Villa Corsini at Mezzomonte
This villa is a superb example of a Tuscan country palace. The villa was at one time the centre of a farm surrounded by olive groves and vineyards, eight kilometers south of Florence, between Grassina and Impruneta. Villa Corsini enjoys a marvellous location in one of the few untouched valleys in the surroundings of Florence. It's importance, other than the beauty of the gardens, the grounds and the rooms, resides in the frescoes with which it is decorated. They were painted during the 17 C and are the work of some of the greatest masters of the period, Giovanni di San Giovanni, Michele Colonna, Pandolfo Sacchi, Domenico Cresti detto Il Passignano. More about Villa Corsini.
Church of Saint Miniato in Quintole Via di Quintole per Le Rose
This XIV century church is typical for its use of terracotta as an architectural and decorative element, as in the external trimmings of the arches and of the pillars in the portico and the terracotta lunette above the door. The church has an architectural style which is both elegant and, at the same time, severe. Its plan is a Latin Cross and its portico has three wide arcades. Inside, in one of the chapels, there are Mediaeval and Renaissance remains including a Virgin with Child and other fragments from frescoes of the Florentine school at the beginning of the 14 C. In the apse, there is a Virgin with four saints, a wooden board painted by Bicci di Lorenzo at the beginning of the 15 C.
Church of San Lorenzo alle Rose

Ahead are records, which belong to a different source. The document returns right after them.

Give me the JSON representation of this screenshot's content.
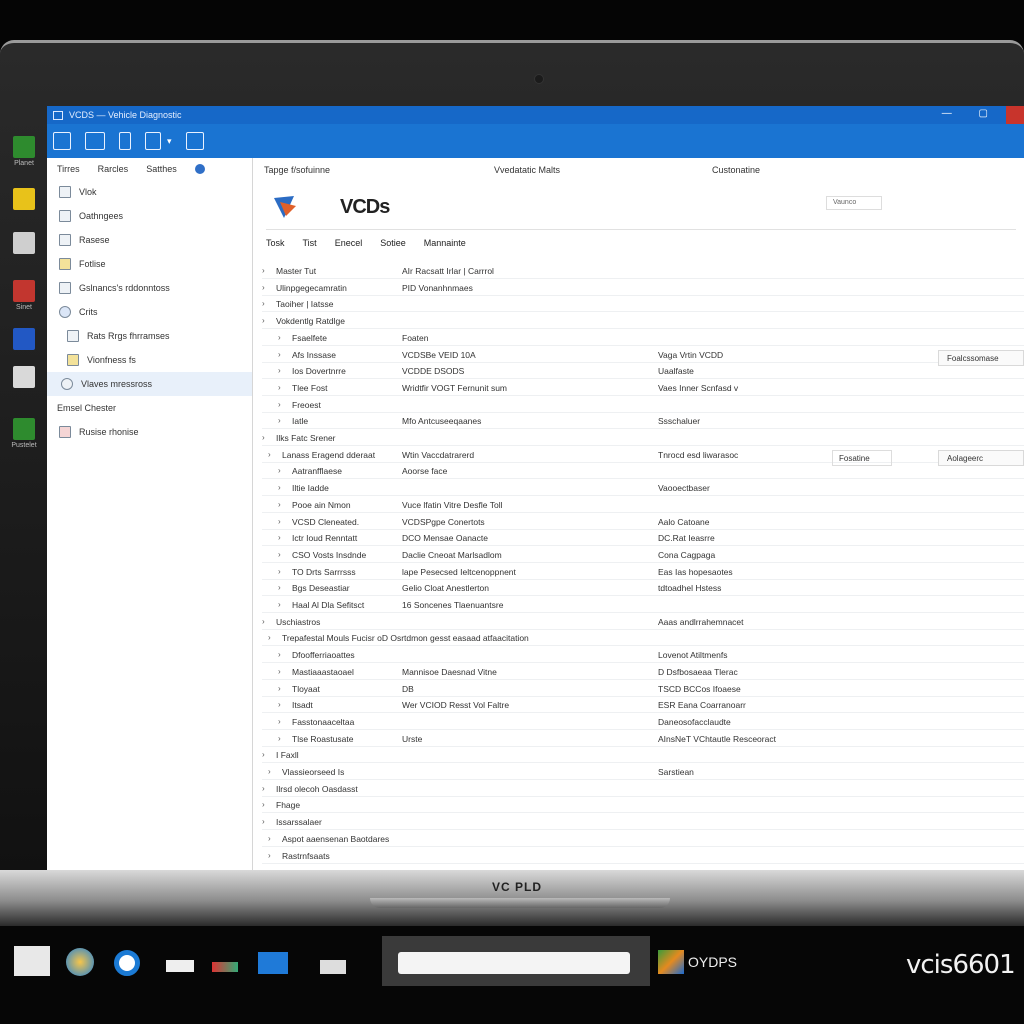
{
  "window": {
    "title": "VCDS — Vehicle Diagnostic"
  },
  "desktop": {
    "icons": [
      {
        "label": "Planet",
        "color": "#2e8b2e"
      },
      {
        "label": "",
        "color": "#e8c21a"
      },
      {
        "label": "",
        "color": "#cfcfcf"
      },
      {
        "label": "Sinet",
        "color": "#c2362f"
      },
      {
        "label": "",
        "color": "#2258c4"
      },
      {
        "label": "",
        "color": "#d9d9d9"
      },
      {
        "label": "Pustelet",
        "color": "#2e8b2e"
      }
    ]
  },
  "sidebar": {
    "tabs": [
      "Tirres",
      "Rarcles",
      "Satthes"
    ],
    "items": [
      {
        "label": "Vlok"
      },
      {
        "label": "Oathngees"
      },
      {
        "label": "Rasese"
      },
      {
        "label": "Fotlise"
      },
      {
        "label": "Gslnancs's rddonntoss"
      },
      {
        "label": "Crits"
      },
      {
        "label": "Rats Rrgs fhrramses"
      },
      {
        "label": "Vionfness fs"
      },
      {
        "label": "Vlaves mressross"
      },
      {
        "label": "Emsel Chester"
      },
      {
        "label": "Rusise rhonise"
      }
    ]
  },
  "main": {
    "header": {
      "left": "Tapge f/sofuinne",
      "center": "Vvedatatic Malts",
      "right": "Custonatine"
    },
    "logo_text": "VCDs",
    "logo_dropdown": "Vaunco",
    "menu": [
      "Tosk",
      "Tist",
      "Enecel",
      "Sotiee",
      "Mannainte"
    ],
    "rows": [
      {
        "c1": "Master  Tut",
        "c2": "AIr Racsatt  Irlar  |  Carrrol"
      },
      {
        "c1": "Ulinpgegecamratin",
        "c2": "PID Vonanhnmaes"
      },
      {
        "c1": "Taoiher  |  Iatsse"
      },
      {
        "c1": "Vokdentlg Ratdlge"
      },
      {
        "c1": "Fsaelfete",
        "c2": "Foaten"
      },
      {
        "c1": "Afs Inssase",
        "c2": "VCDSBe VEID  10A",
        "c3": "Vaga Vrtin VCDD",
        "btn": "Foalcssomase"
      },
      {
        "c1": "Ios Dovertnrre",
        "c2": "VCDDE DSODS",
        "c3": "Uaalfaste"
      },
      {
        "c1": "Tlee Fost",
        "c2": "Wridtfir VOGT Fernunit sum",
        "c3": "Vaes Inner Scnfasd v"
      },
      {
        "c1": "Freoest"
      },
      {
        "c1": "Iatle",
        "c2": "Mfo Antcuseeqaanes",
        "c3": "Ssschaluer"
      },
      {
        "c1": "Ilks Fatc  Srener"
      },
      {
        "c1": "Lanass Eragend dderaat",
        "c2": "Wtin Vaccdatrarerd",
        "c3": "Tnrocd esd liwarasoc",
        "sel": "Fosatine",
        "btn": "Aolageerc"
      },
      {
        "c1": "Aatranfflaese",
        "c2": "Aoorse face"
      },
      {
        "c1": "Iltie Iadde",
        "c3": "Vaooectbaser"
      },
      {
        "c1": "Pooe ain Nmon",
        "c2": "Vuce lfatin Vitre Desfle Toll"
      },
      {
        "c1": "VCSD Cleneated.",
        "c2": "VCDSPgpe Conertots",
        "c3": "Aalo Catoane"
      },
      {
        "c1": "Ictr Ioud Renntatt",
        "c2": "DCO Mensae Oanacte",
        "c3": "DC.Rat Ieasrre"
      },
      {
        "c1": "CSO Vosts Insdnde",
        "c2": "Daclie Cneoat  Marlsadlom",
        "c3": "Cona Cagpaga"
      },
      {
        "c1": "TO  Drts Sarrrsss",
        "c2": "lape Pesecsed Ieltcenoppnent",
        "c3": "Eas Ias hopesaotes"
      },
      {
        "c1": "Bgs Deseastiar",
        "c2": "Gelio Cloat Anestlerton",
        "c3": "tdtoadhel Hstess"
      },
      {
        "c1": "Haal Al Dla Sefitsct",
        "c2": "16  Soncenes  Tlaenuantsre"
      },
      {
        "c1": "Uschiastros",
        "c3": "Aaas andlrrahemnacet"
      },
      {
        "c1": "Trepafestal Mouls Fucisr oD Osrtdmon gesst easaad atfaacitation"
      },
      {
        "c1": "Dfoofferriaoattes",
        "c3": "Lovenot Atiltmenfs"
      },
      {
        "c1": "Mastiaaastaoael",
        "c2": "Mannisoe Daesnad Vitne",
        "c3": "D Dsfbosaeaa Tlerac"
      },
      {
        "c1": "Tloyaat",
        "c2": "DB",
        "c3": "TSCD BCCos Ifoaese"
      },
      {
        "c1": "Itsadt",
        "c2": "Wer VCIOD Resst  Vol Faltre",
        "c3": "ESR Eana Coarranoarr"
      },
      {
        "c1": "Fasstonaaceltaa",
        "c3": "Daneosofacclaudte"
      },
      {
        "c1": "Tlse Roastusate",
        "c2": "Urste",
        "c3": "AInsNeT VChtautle Resceoract"
      },
      {
        "c1": "I Faxll"
      },
      {
        "c1": "Vlassieorseed Is",
        "c3": "Sarstiean"
      },
      {
        "c1": "Ilrsd olecoh Oasdasst"
      },
      {
        "c1": "Fhage"
      },
      {
        "c1": "Issarssalaer"
      },
      {
        "c1": "Aspot aaensenan Baotdares"
      },
      {
        "c1": "Rastrnfsaats"
      }
    ]
  },
  "bezel": {
    "brand": "VC PLD"
  },
  "taskbar": {
    "app_label": "OYDPS",
    "corner_brand": "vcis6601"
  }
}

This church has very ancient origins. The documentation goes back to the 11 C and it was rebuilt in the 14 C. The church was under the patronage of the Rossi and then the Grifoni, wealthy families of the city who possessed large estates in this area. The interior plan is rectangular and was contructed in the 16 C. Over the centuries, the building underwent many transformations. The side altars were raised and a stone altar substituted for the wooden one. The facade is preceded by an arcade with Tuscan columns. Behind the main altar, there is an Annunciation attributed to the Maestro da Serumido, the conventional name of an eccentric artist who was active in Florence in the 16 C. On the right side-altar, there is San Nicola da Bari by Andrea Boscoli (1596) and on the left a painting attributed to Francesco Curradi depicting Saints Domenico and Caterina. At one time, the central space housed the Virgin with Child by Taddeo Gaddi. This painting, usually attributed to the late period of Giotto’s most faithful disciple, is now in the presbytery.

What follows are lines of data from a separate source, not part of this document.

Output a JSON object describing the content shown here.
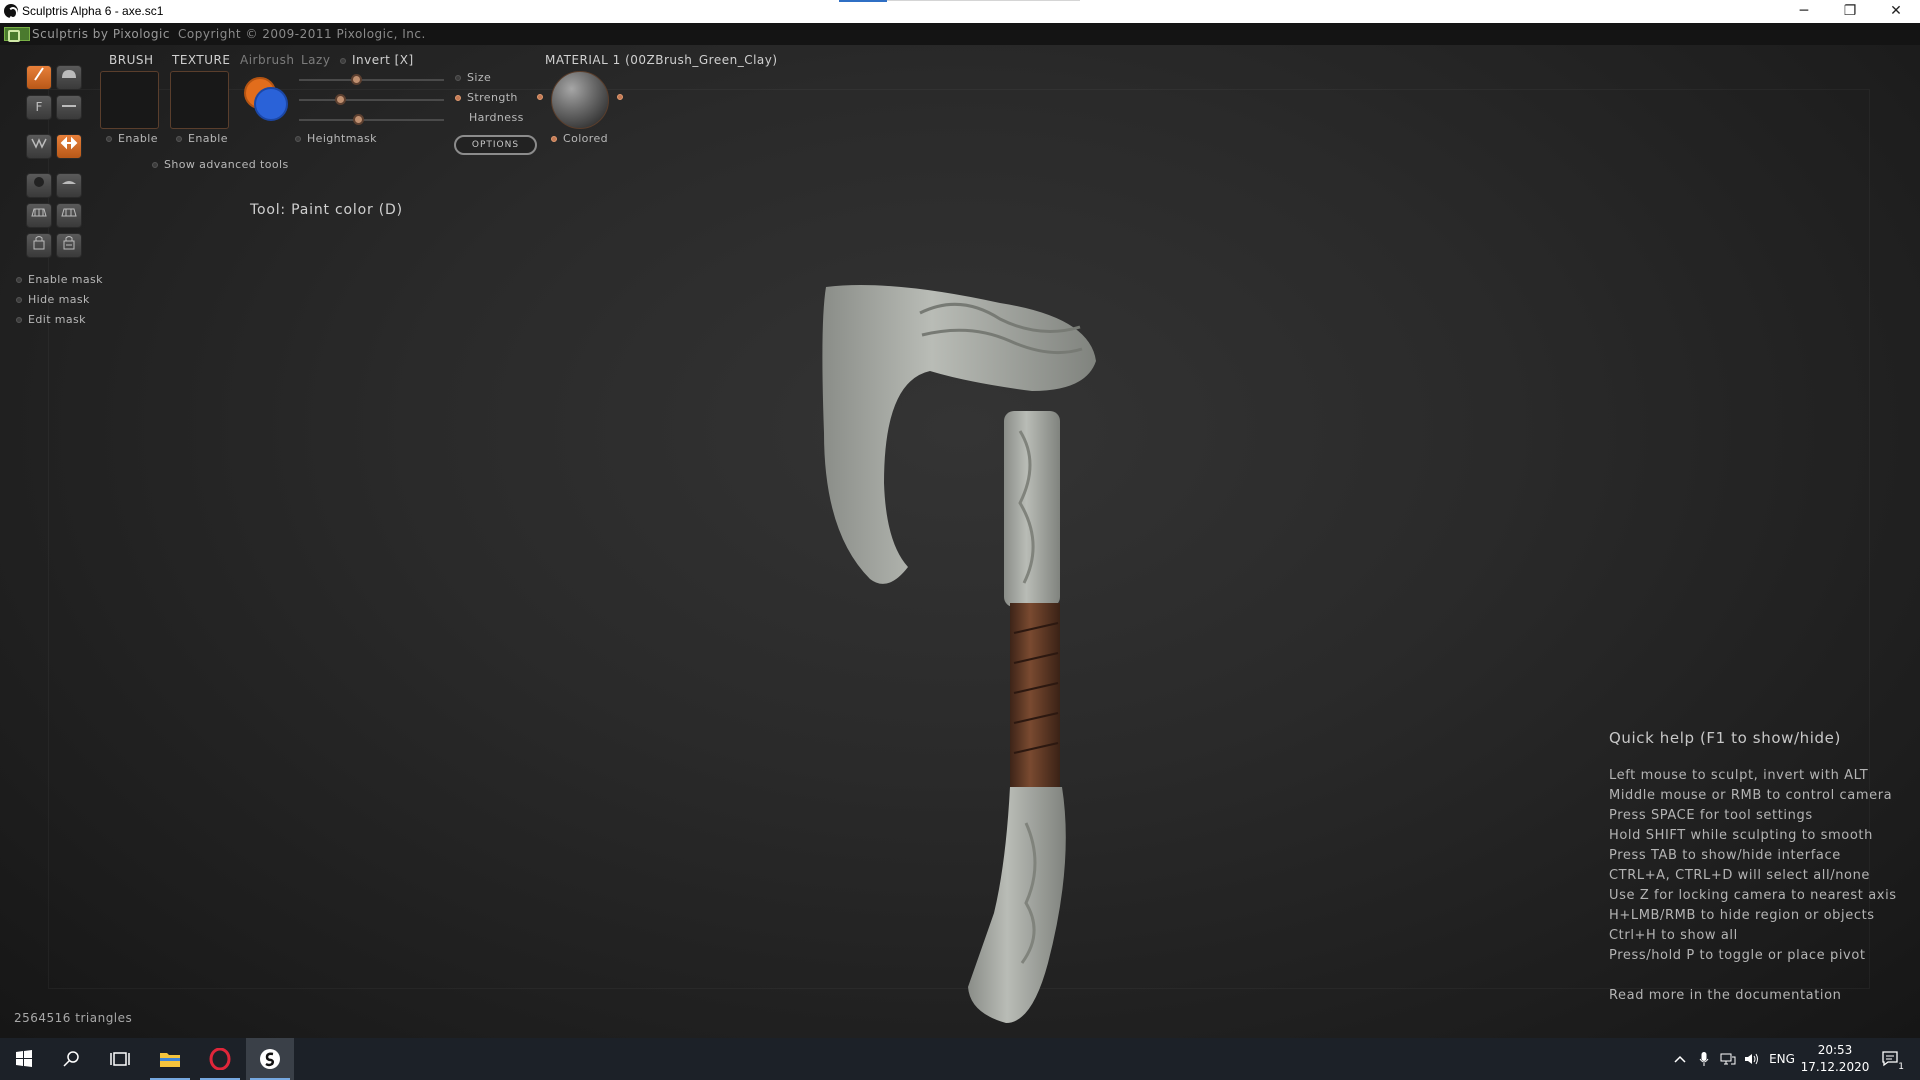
{
  "window": {
    "title": "Sculptris Alpha 6 - axe.sc1",
    "minimize_glyph": "─",
    "restore_glyph": "❐",
    "close_glyph": "✕"
  },
  "header": {
    "app_name": "Sculptris by Pixologic",
    "copyright": "Copyright © 2009-2011 Pixologic, Inc."
  },
  "top_panel": {
    "brush_label": "BRUSH",
    "texture_label": "TEXTURE",
    "airbrush_label": "Airbrush",
    "lazy_label": "Lazy",
    "invert_label": "Invert [X]",
    "brush_enable": "Enable",
    "texture_enable": "Enable",
    "show_advanced": "Show advanced tools",
    "heightmask": "Heightmask",
    "size_label": "Size",
    "strength_label": "Strength",
    "hardness_label": "Hardness",
    "options_label": "OPTIONS",
    "material_label": "MATERIAL 1 (00ZBrush_Green_Clay)",
    "colored_label": "Colored",
    "primary_color": "#e26d1c",
    "secondary_color": "#2a62d8",
    "sliders": {
      "size": 0.39,
      "strength": 0.28,
      "hardness": 0.41
    }
  },
  "left_toolbar": {
    "mask_options": [
      "Enable mask",
      "Hide mask",
      "Edit mask"
    ]
  },
  "status": {
    "tool": "Tool: Paint color (D)",
    "triangles": "2564516 triangles"
  },
  "quick_help": {
    "title": "Quick help (F1 to show/hide)",
    "lines": [
      "Left mouse to sculpt, invert with ALT",
      "Middle mouse or RMB to control camera",
      "Press SPACE for tool settings",
      "Hold SHIFT while sculpting to smooth",
      "Press TAB to show/hide interface",
      "CTRL+A, CTRL+D will select all/none",
      "Use Z for locking camera to nearest axis",
      "H+LMB/RMB to hide region or objects",
      "Ctrl+H to show all",
      "Press/hold P to toggle or place pivot"
    ],
    "more": "Read more in the documentation"
  },
  "taskbar": {
    "language": "ENG",
    "time": "20:53",
    "date": "17.12.2020",
    "notification_count": "1"
  }
}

There are several villas which are worth looking at from the outside. These include Villa Il Prato, which is today the seat of Opera Pia L. Vanni, the 17 C Villa Carrega in Via Roma, today a private house, and Villa Citernesi in Via di Candegli. There are also a number of fine villas in the territory of Impruneta, among them Villa Corsini at Mezzamonte, which belonged to Lorenzo de'Medici and is extremely beautiful - both the villa itself and the gardens. There are many more 16 C villas spread along the Via Imprunetana in the direction of Pozzolatico on the route to and from Florence, as well as La Capella Rossa in Quintole and La Torre Rossa in San Gersolè. On the Via Imprunetana towards Tavarnuzze there are the 15 C Villa La Querce, the Istituto Suore Domenicane in a 16 C villa, and Villa Accursio. Some of these are on good hiking routes. There is also good bicycling to be had in this area.

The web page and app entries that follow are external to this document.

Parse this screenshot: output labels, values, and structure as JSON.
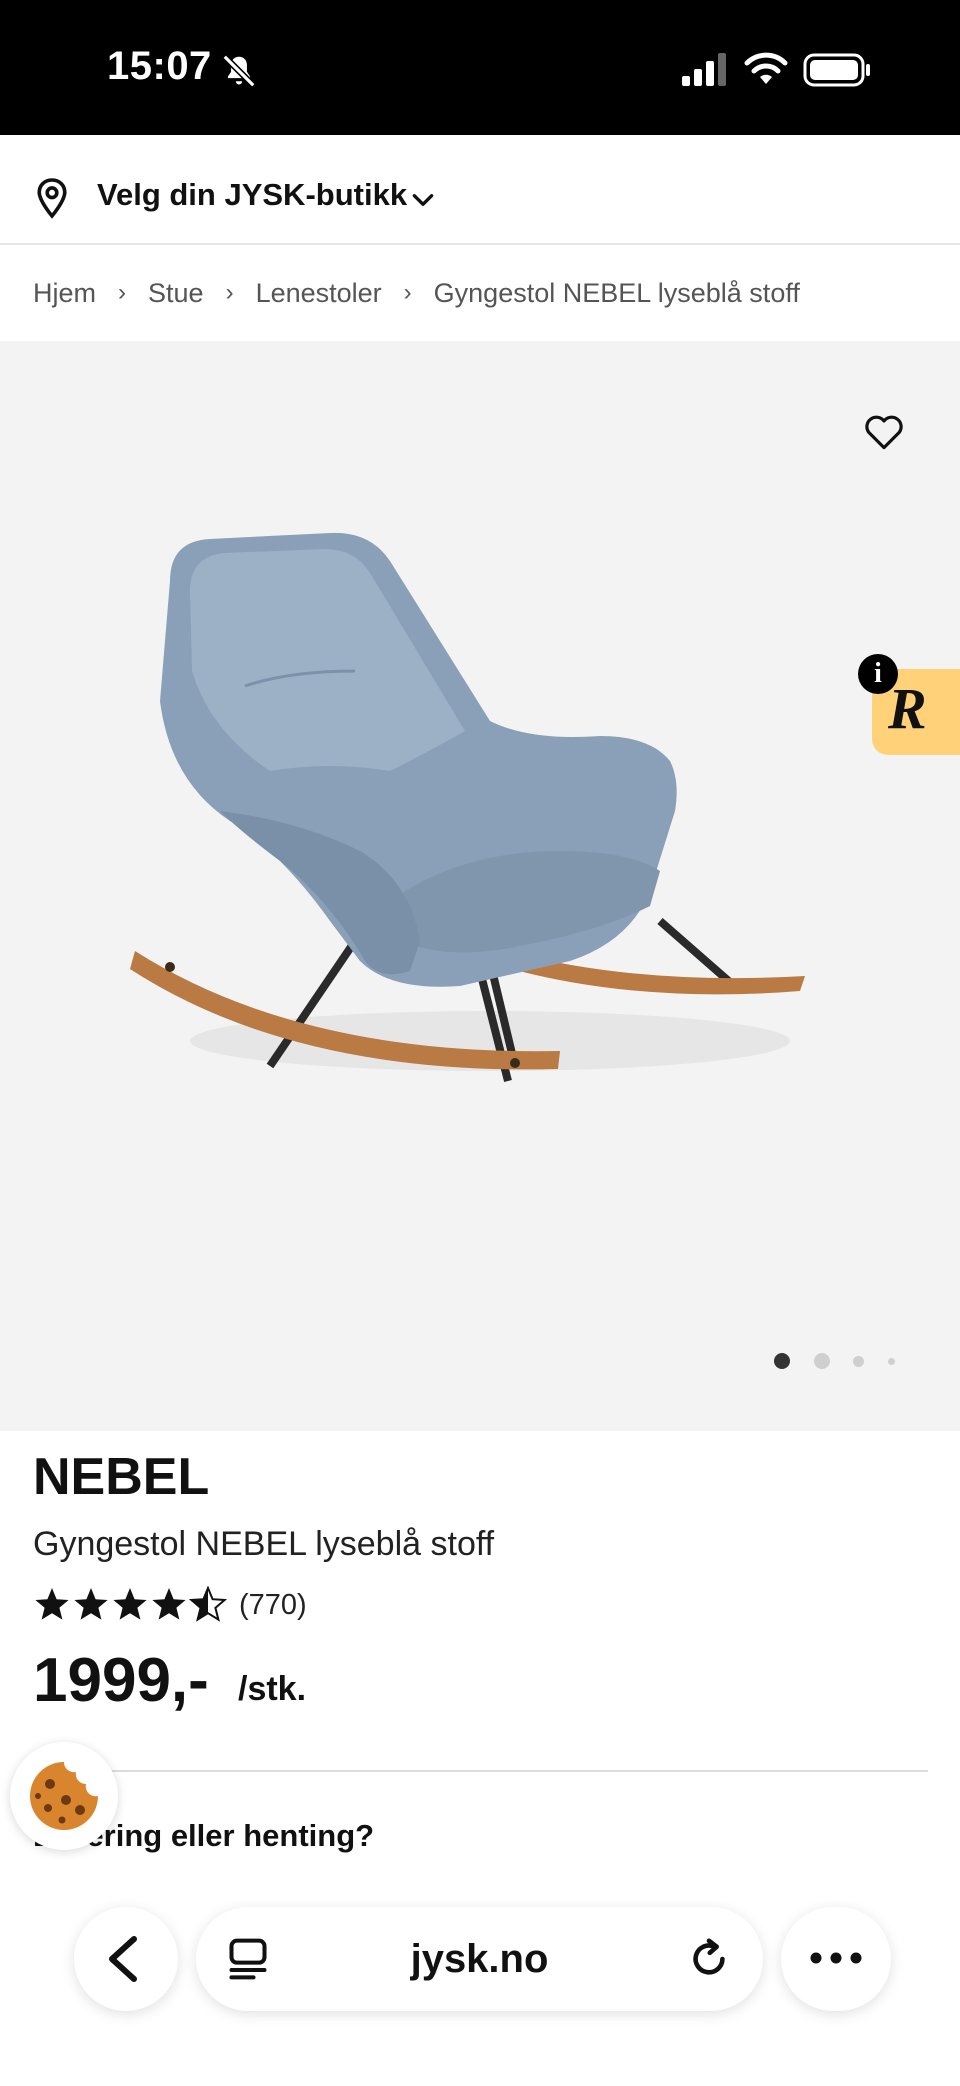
{
  "status_bar": {
    "time": "15:07",
    "icons": [
      "bell-slash-icon",
      "cellular-signal-icon",
      "wifi-icon",
      "battery-icon"
    ]
  },
  "store_selector": {
    "label": "Velg din JYSK-butikk",
    "icon": "map-pin-icon"
  },
  "breadcrumb": {
    "items": [
      "Hjem",
      "Stue",
      "Lenestoler",
      "Gyngestol NEBEL lyseblå stoff"
    ]
  },
  "gallery": {
    "badge_letter": "R",
    "badge_info": "i",
    "badge_color": "#ffd27a",
    "current_image": 1,
    "image_count": 4
  },
  "product": {
    "brand": "NEBEL",
    "name": "Gyngestol NEBEL lyseblå stoff",
    "rating": 4.5,
    "rating_max": 5,
    "review_count": "(770)",
    "price": "1999,-",
    "unit": "/stk."
  },
  "delivery": {
    "heading": "Levering eller henting?",
    "visible_text": "ering eller henting?"
  },
  "browser": {
    "url": "jysk.no"
  },
  "colors": {
    "chair_fabric": "#8aa0b8",
    "wood": "#b97a44",
    "gallery_bg": "#f3f3f3"
  }
}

Tavarnuzze is one of the most interesting of the nearby towns. The main sites are the Church of Saint Peter (Chiesa di San Pietro) at Montebuoni, the Chapel of the Buondelmontis (Cappella dei Buondelmonti) and the Hospital of St. Julian (lo Spedale di San Giuliano). They are all related in one way or another to the Buondelmonti family which originated in or near Tavarnuzze before expanding to Impruneta and finally Florence.